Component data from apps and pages
*****
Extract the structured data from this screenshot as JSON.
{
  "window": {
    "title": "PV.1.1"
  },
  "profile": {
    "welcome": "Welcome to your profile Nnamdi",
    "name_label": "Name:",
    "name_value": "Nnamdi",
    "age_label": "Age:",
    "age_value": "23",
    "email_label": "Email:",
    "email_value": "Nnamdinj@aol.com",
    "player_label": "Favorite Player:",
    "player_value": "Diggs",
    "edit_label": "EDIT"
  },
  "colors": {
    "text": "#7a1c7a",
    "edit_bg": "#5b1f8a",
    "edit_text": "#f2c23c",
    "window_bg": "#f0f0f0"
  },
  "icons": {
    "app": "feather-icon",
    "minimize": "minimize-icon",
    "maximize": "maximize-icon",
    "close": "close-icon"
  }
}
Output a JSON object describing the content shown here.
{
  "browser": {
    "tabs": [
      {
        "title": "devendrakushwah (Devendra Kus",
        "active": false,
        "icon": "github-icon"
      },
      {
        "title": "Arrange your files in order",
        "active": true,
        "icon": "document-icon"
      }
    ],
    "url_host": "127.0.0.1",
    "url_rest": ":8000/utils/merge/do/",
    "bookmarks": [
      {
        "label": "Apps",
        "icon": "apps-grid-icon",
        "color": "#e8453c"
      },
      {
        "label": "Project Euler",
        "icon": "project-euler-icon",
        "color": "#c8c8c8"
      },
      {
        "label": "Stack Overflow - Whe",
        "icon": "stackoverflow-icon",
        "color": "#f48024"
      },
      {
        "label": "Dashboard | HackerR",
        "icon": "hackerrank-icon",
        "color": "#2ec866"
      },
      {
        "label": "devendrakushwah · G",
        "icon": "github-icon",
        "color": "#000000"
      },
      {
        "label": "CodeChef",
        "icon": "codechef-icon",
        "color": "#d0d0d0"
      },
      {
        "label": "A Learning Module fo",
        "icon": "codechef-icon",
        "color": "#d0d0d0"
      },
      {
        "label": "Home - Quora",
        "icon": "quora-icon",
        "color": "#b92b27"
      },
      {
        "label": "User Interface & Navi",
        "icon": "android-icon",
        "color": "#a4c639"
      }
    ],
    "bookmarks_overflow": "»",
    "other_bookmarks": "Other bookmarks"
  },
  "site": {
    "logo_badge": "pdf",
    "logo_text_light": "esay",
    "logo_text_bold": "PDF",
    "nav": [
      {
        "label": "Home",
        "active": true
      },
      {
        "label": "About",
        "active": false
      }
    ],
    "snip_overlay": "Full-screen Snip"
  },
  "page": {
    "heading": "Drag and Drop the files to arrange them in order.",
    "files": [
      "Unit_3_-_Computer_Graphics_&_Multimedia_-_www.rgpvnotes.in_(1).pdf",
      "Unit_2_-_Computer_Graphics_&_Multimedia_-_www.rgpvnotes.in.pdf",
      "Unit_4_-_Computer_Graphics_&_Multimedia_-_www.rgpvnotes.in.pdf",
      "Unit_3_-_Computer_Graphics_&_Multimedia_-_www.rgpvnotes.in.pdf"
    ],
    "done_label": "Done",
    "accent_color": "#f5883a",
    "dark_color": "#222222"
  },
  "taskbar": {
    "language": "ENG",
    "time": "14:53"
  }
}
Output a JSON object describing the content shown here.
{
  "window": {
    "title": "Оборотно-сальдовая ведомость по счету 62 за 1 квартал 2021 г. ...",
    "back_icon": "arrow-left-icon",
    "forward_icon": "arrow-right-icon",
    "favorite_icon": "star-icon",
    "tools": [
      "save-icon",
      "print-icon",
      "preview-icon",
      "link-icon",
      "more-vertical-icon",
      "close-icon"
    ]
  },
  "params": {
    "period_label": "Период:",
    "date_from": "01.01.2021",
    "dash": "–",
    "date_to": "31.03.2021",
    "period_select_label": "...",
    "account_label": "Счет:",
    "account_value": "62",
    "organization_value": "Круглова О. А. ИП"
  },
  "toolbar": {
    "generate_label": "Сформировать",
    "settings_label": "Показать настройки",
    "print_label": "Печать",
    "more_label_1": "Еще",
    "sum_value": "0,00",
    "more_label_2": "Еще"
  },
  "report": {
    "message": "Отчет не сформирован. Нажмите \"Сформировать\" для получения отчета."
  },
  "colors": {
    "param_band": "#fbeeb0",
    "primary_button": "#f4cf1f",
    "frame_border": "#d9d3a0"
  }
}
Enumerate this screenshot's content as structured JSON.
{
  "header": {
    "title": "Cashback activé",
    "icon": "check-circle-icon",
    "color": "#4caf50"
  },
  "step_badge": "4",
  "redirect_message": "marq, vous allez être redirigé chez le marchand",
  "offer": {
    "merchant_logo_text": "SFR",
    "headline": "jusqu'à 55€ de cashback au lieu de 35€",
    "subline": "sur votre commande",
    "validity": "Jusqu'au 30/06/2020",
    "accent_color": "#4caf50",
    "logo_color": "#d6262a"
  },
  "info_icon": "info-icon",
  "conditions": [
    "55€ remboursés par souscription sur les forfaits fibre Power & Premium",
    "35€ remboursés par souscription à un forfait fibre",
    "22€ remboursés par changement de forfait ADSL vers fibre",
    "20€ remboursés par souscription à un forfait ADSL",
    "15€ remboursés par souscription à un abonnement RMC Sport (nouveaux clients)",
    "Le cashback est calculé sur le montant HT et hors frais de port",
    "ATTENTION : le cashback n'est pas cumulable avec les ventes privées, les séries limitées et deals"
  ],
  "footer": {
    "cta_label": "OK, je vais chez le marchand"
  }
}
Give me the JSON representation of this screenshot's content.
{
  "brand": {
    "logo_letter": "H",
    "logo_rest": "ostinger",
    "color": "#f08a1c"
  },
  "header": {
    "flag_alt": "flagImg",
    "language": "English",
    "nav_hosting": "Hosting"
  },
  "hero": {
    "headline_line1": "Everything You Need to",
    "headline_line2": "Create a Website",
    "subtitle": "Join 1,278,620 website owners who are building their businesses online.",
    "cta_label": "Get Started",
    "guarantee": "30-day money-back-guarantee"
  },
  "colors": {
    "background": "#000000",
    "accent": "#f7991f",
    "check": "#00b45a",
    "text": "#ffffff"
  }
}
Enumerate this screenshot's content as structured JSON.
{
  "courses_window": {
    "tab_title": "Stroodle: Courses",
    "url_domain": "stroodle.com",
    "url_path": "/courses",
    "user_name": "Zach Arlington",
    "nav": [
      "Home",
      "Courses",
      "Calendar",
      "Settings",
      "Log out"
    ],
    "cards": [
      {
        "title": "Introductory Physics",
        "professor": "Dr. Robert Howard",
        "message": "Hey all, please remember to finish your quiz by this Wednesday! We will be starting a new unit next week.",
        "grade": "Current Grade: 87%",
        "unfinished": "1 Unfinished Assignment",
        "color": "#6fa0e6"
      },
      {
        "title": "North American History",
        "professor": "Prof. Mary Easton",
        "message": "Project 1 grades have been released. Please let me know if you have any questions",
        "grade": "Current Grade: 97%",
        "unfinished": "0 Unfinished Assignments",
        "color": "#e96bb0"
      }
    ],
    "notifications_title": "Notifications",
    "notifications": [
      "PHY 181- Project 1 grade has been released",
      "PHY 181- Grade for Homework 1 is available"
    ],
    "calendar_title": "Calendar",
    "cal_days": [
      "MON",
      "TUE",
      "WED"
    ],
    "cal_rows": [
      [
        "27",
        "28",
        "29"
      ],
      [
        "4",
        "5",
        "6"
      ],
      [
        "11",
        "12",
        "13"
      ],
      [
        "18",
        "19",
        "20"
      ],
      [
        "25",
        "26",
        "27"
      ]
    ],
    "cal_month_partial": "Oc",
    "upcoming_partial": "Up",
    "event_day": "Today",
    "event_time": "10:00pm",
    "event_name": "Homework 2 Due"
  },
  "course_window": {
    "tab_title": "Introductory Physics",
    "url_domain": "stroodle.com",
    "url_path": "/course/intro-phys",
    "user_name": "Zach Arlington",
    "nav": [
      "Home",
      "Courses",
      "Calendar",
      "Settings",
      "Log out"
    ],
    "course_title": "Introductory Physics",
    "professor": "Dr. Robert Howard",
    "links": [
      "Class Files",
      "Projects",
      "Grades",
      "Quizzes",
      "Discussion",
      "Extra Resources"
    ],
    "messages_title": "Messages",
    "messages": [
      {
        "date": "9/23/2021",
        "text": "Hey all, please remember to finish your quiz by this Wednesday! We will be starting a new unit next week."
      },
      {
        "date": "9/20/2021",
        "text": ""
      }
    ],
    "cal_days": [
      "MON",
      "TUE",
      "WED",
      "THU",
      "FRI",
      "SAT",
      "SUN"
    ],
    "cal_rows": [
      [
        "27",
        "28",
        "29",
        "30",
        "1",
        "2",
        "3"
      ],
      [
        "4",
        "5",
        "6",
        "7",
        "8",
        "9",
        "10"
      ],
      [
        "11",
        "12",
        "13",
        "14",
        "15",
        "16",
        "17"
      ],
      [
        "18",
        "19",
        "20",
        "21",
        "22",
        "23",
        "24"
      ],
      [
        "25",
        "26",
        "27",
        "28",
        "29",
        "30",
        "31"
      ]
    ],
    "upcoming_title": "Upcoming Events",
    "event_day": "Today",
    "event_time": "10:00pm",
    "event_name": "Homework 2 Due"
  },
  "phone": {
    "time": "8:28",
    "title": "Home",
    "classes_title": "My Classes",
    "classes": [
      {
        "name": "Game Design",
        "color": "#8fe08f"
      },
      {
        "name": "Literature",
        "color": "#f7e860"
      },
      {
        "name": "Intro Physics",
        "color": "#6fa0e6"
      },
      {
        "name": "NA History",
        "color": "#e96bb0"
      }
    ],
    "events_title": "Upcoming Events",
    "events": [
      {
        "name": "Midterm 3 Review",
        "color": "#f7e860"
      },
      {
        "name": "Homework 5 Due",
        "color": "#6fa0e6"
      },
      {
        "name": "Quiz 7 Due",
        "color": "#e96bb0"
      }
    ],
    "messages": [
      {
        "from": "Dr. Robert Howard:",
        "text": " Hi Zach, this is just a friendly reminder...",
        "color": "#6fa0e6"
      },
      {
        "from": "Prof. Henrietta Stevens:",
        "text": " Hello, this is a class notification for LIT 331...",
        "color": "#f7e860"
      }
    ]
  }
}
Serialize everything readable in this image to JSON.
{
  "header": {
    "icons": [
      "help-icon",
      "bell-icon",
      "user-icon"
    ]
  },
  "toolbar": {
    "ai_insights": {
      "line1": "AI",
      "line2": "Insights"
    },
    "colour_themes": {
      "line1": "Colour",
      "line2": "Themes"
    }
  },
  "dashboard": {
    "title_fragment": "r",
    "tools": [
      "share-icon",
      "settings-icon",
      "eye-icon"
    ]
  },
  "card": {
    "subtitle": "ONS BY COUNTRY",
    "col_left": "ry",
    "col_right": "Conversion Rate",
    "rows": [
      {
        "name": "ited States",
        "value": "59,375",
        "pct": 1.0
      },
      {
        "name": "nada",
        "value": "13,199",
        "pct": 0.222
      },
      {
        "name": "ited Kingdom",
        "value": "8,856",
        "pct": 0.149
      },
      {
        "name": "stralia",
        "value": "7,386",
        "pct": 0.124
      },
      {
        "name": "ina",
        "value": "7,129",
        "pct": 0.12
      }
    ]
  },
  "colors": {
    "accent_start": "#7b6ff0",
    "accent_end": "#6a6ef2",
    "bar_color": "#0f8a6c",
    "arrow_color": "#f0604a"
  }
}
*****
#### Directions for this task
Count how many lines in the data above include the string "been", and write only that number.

#### Solution to this task
2